- _To do_:
Restate all of the records below exactly. Do not carry over any image.

[Dataset rows for apps and sites]
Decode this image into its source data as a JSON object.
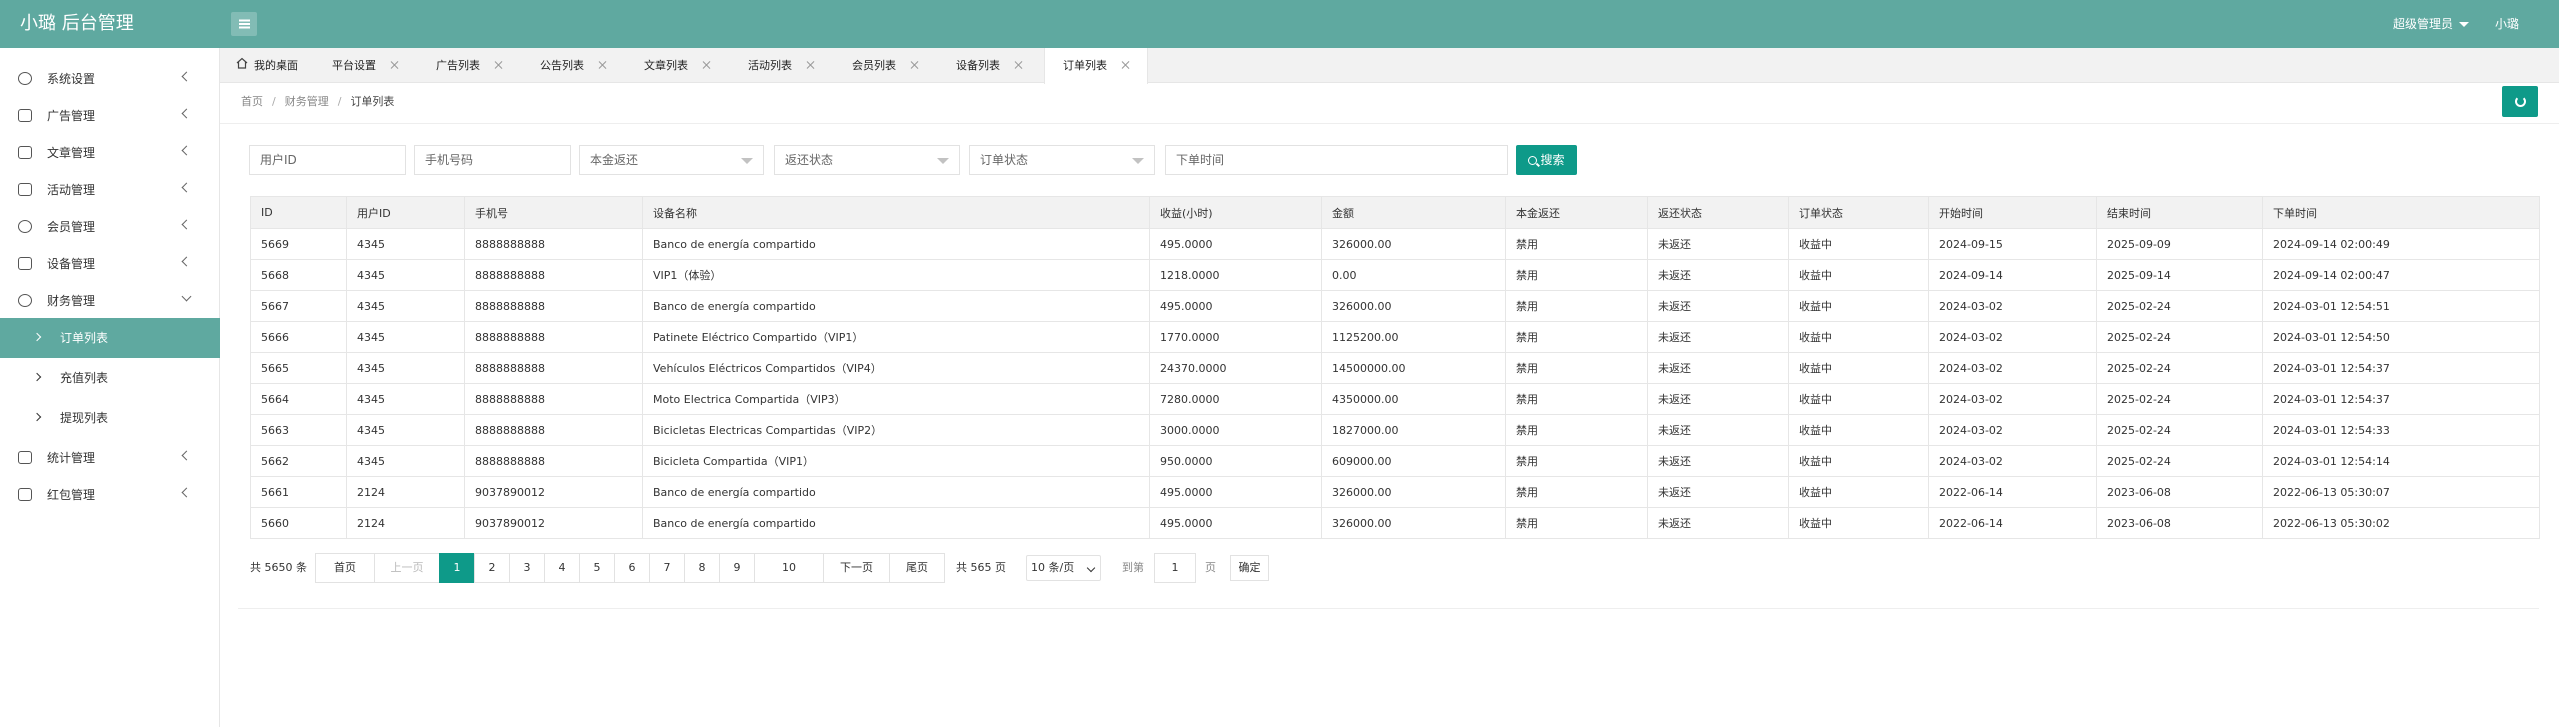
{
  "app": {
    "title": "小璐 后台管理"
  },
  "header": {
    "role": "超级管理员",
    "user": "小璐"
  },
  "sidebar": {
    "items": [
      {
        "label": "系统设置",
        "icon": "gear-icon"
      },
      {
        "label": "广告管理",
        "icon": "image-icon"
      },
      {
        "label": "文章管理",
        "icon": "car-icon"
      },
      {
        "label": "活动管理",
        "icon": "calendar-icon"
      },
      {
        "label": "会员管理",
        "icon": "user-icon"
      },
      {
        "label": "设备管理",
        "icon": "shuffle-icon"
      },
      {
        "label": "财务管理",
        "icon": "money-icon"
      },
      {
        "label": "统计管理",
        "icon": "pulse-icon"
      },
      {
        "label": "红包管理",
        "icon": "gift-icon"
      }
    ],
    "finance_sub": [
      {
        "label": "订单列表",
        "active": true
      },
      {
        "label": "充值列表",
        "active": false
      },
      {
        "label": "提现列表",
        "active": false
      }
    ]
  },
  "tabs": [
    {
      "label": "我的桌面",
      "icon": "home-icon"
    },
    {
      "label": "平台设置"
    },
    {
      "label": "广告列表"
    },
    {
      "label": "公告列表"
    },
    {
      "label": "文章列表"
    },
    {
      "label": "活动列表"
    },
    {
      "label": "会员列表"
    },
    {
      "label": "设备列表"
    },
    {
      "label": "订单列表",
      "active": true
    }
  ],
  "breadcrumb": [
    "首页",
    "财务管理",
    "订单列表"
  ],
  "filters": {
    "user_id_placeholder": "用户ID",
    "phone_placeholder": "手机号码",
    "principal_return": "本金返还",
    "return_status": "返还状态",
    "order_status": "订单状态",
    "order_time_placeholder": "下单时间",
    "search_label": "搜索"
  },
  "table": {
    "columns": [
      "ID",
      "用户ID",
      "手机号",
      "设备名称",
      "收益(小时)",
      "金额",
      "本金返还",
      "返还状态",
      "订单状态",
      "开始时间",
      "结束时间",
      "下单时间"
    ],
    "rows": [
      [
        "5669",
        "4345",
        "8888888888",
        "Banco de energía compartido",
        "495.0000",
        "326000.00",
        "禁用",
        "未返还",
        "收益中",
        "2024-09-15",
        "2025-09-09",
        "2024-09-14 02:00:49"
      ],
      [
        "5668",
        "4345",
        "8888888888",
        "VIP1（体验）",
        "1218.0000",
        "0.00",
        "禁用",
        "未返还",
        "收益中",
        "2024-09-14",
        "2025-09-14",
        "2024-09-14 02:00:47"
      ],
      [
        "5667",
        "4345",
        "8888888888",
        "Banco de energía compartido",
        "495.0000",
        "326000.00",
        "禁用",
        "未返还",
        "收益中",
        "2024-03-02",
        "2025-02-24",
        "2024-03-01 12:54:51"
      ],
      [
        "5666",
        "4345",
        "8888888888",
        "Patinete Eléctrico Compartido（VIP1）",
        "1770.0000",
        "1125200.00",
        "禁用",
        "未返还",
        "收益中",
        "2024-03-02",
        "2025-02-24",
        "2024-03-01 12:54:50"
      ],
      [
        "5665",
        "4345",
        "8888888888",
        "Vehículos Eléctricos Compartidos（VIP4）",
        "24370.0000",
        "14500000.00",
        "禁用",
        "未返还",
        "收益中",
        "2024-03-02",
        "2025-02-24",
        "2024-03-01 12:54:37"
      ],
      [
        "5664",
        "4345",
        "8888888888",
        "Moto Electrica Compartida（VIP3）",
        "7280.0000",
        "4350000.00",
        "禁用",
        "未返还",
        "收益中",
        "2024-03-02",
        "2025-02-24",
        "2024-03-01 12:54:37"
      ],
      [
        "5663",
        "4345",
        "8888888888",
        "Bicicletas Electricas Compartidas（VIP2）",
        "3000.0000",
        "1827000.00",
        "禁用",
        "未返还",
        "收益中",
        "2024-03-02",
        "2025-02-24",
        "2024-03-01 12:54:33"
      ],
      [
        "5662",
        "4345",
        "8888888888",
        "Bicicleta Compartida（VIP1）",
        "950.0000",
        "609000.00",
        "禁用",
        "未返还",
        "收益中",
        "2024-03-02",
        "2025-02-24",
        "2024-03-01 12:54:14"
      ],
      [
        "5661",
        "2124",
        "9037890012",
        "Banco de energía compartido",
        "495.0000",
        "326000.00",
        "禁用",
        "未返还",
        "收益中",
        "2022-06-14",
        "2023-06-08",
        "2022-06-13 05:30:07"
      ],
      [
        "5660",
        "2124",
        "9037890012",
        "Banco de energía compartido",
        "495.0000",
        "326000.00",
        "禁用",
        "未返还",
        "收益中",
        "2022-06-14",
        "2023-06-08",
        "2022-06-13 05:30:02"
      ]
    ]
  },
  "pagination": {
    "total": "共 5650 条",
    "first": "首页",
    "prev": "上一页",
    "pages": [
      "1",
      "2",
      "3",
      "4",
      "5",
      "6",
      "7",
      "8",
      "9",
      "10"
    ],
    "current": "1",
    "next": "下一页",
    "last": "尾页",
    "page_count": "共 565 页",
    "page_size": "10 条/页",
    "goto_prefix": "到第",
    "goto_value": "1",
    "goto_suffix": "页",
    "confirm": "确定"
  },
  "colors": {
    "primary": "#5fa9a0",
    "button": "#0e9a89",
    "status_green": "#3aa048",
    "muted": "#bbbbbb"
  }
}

- _Written answer_:
Decode this image into its source data as a JSON object.
{
  "app": {
    "title": "小璐 后台管理"
  },
  "header": {
    "role": "超级管理员",
    "user": "小璐"
  },
  "sidebar": {
    "items": [
      {
        "label": "系统设置",
        "icon": "gear-icon"
      },
      {
        "label": "广告管理",
        "icon": "image-icon"
      },
      {
        "label": "文章管理",
        "icon": "car-icon"
      },
      {
        "label": "活动管理",
        "icon": "calendar-icon"
      },
      {
        "label": "会员管理",
        "icon": "user-icon"
      },
      {
        "label": "设备管理",
        "icon": "shuffle-icon"
      },
      {
        "label": "财务管理",
        "icon": "money-icon"
      },
      {
        "label": "统计管理",
        "icon": "pulse-icon"
      },
      {
        "label": "红包管理",
        "icon": "gift-icon"
      }
    ],
    "finance_sub": [
      {
        "label": "订单列表",
        "active": true
      },
      {
        "label": "充值列表",
        "active": false
      },
      {
        "label": "提现列表",
        "active": false
      }
    ]
  },
  "tabs": [
    {
      "label": "我的桌面",
      "icon": "home-icon"
    },
    {
      "label": "平台设置"
    },
    {
      "label": "广告列表"
    },
    {
      "label": "公告列表"
    },
    {
      "label": "文章列表"
    },
    {
      "label": "活动列表"
    },
    {
      "label": "会员列表"
    },
    {
      "label": "设备列表"
    },
    {
      "label": "订单列表",
      "active": true
    }
  ],
  "breadcrumb": [
    "首页",
    "财务管理",
    "订单列表"
  ],
  "filters": {
    "user_id_placeholder": "用户ID",
    "phone_placeholder": "手机号码",
    "principal_return": "本金返还",
    "return_status": "返还状态",
    "order_status": "订单状态",
    "order_time_placeholder": "下单时间",
    "search_label": "搜索"
  },
  "table": {
    "columns": [
      "ID",
      "用户ID",
      "手机号",
      "设备名称",
      "收益(小时)",
      "金额",
      "本金返还",
      "返还状态",
      "订单状态",
      "开始时间",
      "结束时间",
      "下单时间"
    ],
    "rows": [
      [
        "5669",
        "4345",
        "8888888888",
        "Banco de energía compartido",
        "495.0000",
        "326000.00",
        "禁用",
        "未返还",
        "收益中",
        "2024-09-15",
        "2025-09-09",
        "2024-09-14 02:00:49"
      ],
      [
        "5668",
        "4345",
        "8888888888",
        "VIP1（体验）",
        "1218.0000",
        "0.00",
        "禁用",
        "未返还",
        "收益中",
        "2024-09-14",
        "2025-09-14",
        "2024-09-14 02:00:47"
      ],
      [
        "5667",
        "4345",
        "8888888888",
        "Banco de energía compartido",
        "495.0000",
        "326000.00",
        "禁用",
        "未返还",
        "收益中",
        "2024-03-02",
        "2025-02-24",
        "2024-03-01 12:54:51"
      ],
      [
        "5666",
        "4345",
        "8888888888",
        "Patinete Eléctrico Compartido（VIP1）",
        "1770.0000",
        "1125200.00",
        "禁用",
        "未返还",
        "收益中",
        "2024-03-02",
        "2025-02-24",
        "2024-03-01 12:54:50"
      ],
      [
        "5665",
        "4345",
        "8888888888",
        "Vehículos Eléctricos Compartidos（VIP4）",
        "24370.0000",
        "14500000.00",
        "禁用",
        "未返还",
        "收益中",
        "2024-03-02",
        "2025-02-24",
        "2024-03-01 12:54:37"
      ],
      [
        "5664",
        "4345",
        "8888888888",
        "Moto Electrica Compartida（VIP3）",
        "7280.0000",
        "4350000.00",
        "禁用",
        "未返还",
        "收益中",
        "2024-03-02",
        "2025-02-24",
        "2024-03-01 12:54:37"
      ],
      [
        "5663",
        "4345",
        "8888888888",
        "Bicicletas Electricas Compartidas（VIP2）",
        "3000.0000",
        "1827000.00",
        "禁用",
        "未返还",
        "收益中",
        "2024-03-02",
        "2025-02-24",
        "2024-03-01 12:54:33"
      ],
      [
        "5662",
        "4345",
        "8888888888",
        "Bicicleta Compartida（VIP1）",
        "950.0000",
        "609000.00",
        "禁用",
        "未返还",
        "收益中",
        "2024-03-02",
        "2025-02-24",
        "2024-03-01 12:54:14"
      ],
      [
        "5661",
        "2124",
        "9037890012",
        "Banco de energía compartido",
        "495.0000",
        "326000.00",
        "禁用",
        "未返还",
        "收益中",
        "2022-06-14",
        "2023-06-08",
        "2022-06-13 05:30:07"
      ],
      [
        "5660",
        "2124",
        "9037890012",
        "Banco de energía compartido",
        "495.0000",
        "326000.00",
        "禁用",
        "未返还",
        "收益中",
        "2022-06-14",
        "2023-06-08",
        "2022-06-13 05:30:02"
      ]
    ]
  },
  "pagination": {
    "total": "共 5650 条",
    "first": "首页",
    "prev": "上一页",
    "pages": [
      "1",
      "2",
      "3",
      "4",
      "5",
      "6",
      "7",
      "8",
      "9",
      "10"
    ],
    "current": "1",
    "next": "下一页",
    "last": "尾页",
    "page_count": "共 565 页",
    "page_size": "10 条/页",
    "goto_prefix": "到第",
    "goto_value": "1",
    "goto_suffix": "页",
    "confirm": "确定"
  },
  "colors": {
    "primary": "#5fa9a0",
    "button": "#0e9a89",
    "status_green": "#3aa048",
    "muted": "#bbbbbb"
  }
}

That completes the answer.